262 terror attacks claim lives of 595 people in 2018: PIPS


–Balochistan remained the centre of attention with 354 people martyred in attacks

ISLAMABAD: As many as 595 people, including security personnel, were martyred along with 1,030 others injured in 262 terrorist attacks carried out by militant, insurgent and violent sectarian groups across the country during 2018, according to a report compiled by an Islamabad-based think tank.

The Pak Institute for Peace Studies (PIPS) report titled “Pakistan Security Report 2018” says, “These attacks posted a 29 per cent decrease from the previous year.”

Tehreek-e-Taliban (TTP) and its splinter groups- Jamma- ul-Ahrar, Hizbul Ahrar and others, alone executed 171 attacks which resulted in the death of 449 people.

Meanwhile, the remaining attacks were carried out by nationalist rebel groups, mostly in the Balochistan and a few in Sindh, resulting in the death of 96 people and injuring 45 others.

According to the PIPS report, most of the attacks were targeted at security and law enforcement agencies. Among these attacks, the most menacing were carried out on political leaders and workers. The deadliest ones took place in the run-up to the July 25 general elections. Meanwhile, security forces and law enforcement agencies killed a total of 120 militants in 2018 – compared to 524 in 2017 – in 31 military/security operations as well as 22 armed clashes and encounters with the militants reported from across four provinces

131 cross-border attacks from Pakistan’s borders with Afghanistan, India and Iran claimed 111 lives and injured 290 others, the report noted.

Balochistan remained the centre of attention with 354 people martyred in attacks while 59 per cent of the total toll in Pakistan took place in the province.

PIPS report calls for removing any uncertainty to this end and recommends that any process to this end should be comprehensive, led by parliament, which should lay down criteria to the pre-conditions of mainstreaming such groups. This will greatly help the government too which already is facing several challenges.
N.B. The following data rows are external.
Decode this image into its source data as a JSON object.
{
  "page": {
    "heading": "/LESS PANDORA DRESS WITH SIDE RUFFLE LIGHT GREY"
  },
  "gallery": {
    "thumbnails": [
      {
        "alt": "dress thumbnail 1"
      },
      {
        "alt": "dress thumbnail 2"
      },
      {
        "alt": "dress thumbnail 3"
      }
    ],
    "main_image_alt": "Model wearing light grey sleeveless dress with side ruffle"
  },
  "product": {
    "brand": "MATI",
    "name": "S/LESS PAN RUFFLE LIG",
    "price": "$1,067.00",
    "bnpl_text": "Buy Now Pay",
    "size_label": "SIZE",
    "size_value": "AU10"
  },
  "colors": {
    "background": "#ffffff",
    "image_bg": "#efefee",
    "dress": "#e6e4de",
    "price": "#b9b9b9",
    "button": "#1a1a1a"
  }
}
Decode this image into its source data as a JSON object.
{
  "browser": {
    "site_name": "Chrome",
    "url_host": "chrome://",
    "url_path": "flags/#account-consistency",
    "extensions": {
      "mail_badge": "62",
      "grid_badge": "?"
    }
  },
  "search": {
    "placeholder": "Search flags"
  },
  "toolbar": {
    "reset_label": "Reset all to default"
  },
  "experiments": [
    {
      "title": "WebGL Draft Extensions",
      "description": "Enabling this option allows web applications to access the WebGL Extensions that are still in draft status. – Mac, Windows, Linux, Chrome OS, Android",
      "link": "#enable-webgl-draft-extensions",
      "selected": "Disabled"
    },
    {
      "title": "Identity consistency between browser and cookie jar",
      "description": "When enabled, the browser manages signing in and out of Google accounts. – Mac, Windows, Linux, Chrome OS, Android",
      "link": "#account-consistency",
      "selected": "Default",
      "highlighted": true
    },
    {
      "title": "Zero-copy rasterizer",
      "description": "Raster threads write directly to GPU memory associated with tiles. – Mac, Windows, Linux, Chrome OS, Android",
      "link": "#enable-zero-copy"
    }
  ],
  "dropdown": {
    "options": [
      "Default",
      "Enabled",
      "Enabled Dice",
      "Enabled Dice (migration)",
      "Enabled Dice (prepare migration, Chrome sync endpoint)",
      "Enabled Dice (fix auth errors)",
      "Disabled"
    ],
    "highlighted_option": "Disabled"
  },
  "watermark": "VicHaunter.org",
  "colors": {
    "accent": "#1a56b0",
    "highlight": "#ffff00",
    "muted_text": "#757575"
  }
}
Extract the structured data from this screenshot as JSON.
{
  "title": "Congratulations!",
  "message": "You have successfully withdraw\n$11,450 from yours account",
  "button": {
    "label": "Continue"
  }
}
The report also calls for permitting a civilian-led law enforcement apparatus. It was in this spirit that the role of NACTA has been critical, a focal body of relevant intelligence feeds. Instead of authorizing this body under the direct chairpersonship of the prime minister, proposals have been floating in 2018 to either abolish NACTA completely or undo its backbone, Joint Intelligence Directorate. PIPS report calls for revisiting such thoughts.